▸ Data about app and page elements
>>>>

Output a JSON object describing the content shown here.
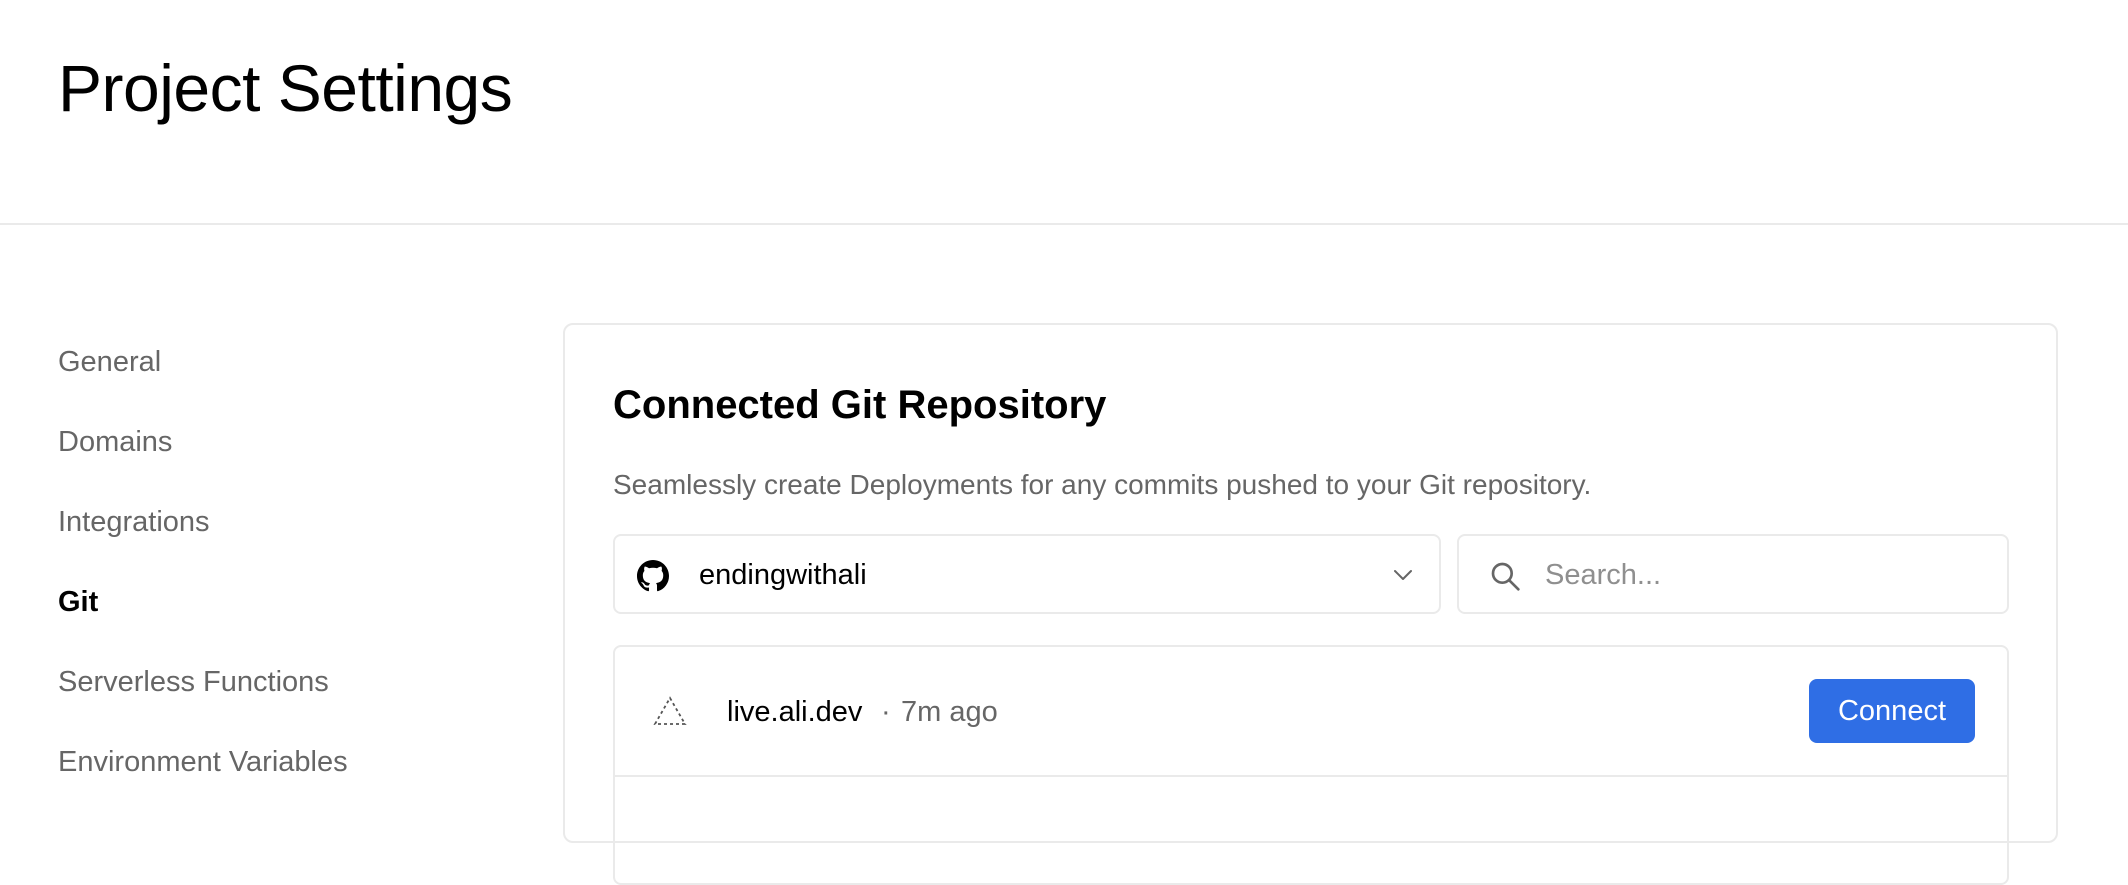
{
  "header": {
    "title": "Project Settings"
  },
  "sidebar": {
    "items": [
      {
        "label": "General",
        "active": false
      },
      {
        "label": "Domains",
        "active": false
      },
      {
        "label": "Integrations",
        "active": false
      },
      {
        "label": "Git",
        "active": true
      },
      {
        "label": "Serverless Functions",
        "active": false
      },
      {
        "label": "Environment Variables",
        "active": false
      }
    ]
  },
  "git_card": {
    "title": "Connected Git Repository",
    "description": "Seamlessly create Deployments for any commits pushed to your Git repository.",
    "account_select": {
      "value": "endingwithali",
      "icon": "github-icon"
    },
    "search": {
      "placeholder": "Search...",
      "value": ""
    },
    "repositories": [
      {
        "name": "live.ali.dev",
        "separator": "·",
        "updated": "7m ago",
        "icon": "triangle-dashed-icon",
        "action_label": "Connect"
      }
    ]
  },
  "colors": {
    "accent": "#2f6ee5",
    "border": "#eaeaea",
    "muted_text": "#666666",
    "text": "#000000"
  }
}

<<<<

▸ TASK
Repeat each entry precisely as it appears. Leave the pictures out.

▸ YOUR RESPONSE
Output a JSON object describing the content shown here.
{
  "header": {
    "title": "Project Settings"
  },
  "sidebar": {
    "items": [
      {
        "label": "General",
        "active": false
      },
      {
        "label": "Domains",
        "active": false
      },
      {
        "label": "Integrations",
        "active": false
      },
      {
        "label": "Git",
        "active": true
      },
      {
        "label": "Serverless Functions",
        "active": false
      },
      {
        "label": "Environment Variables",
        "active": false
      }
    ]
  },
  "git_card": {
    "title": "Connected Git Repository",
    "description": "Seamlessly create Deployments for any commits pushed to your Git repository.",
    "account_select": {
      "value": "endingwithali",
      "icon": "github-icon"
    },
    "search": {
      "placeholder": "Search...",
      "value": ""
    },
    "repositories": [
      {
        "name": "live.ali.dev",
        "separator": "·",
        "updated": "7m ago",
        "icon": "triangle-dashed-icon",
        "action_label": "Connect"
      }
    ]
  },
  "colors": {
    "accent": "#2f6ee5",
    "border": "#eaeaea",
    "muted_text": "#666666",
    "text": "#000000"
  }
}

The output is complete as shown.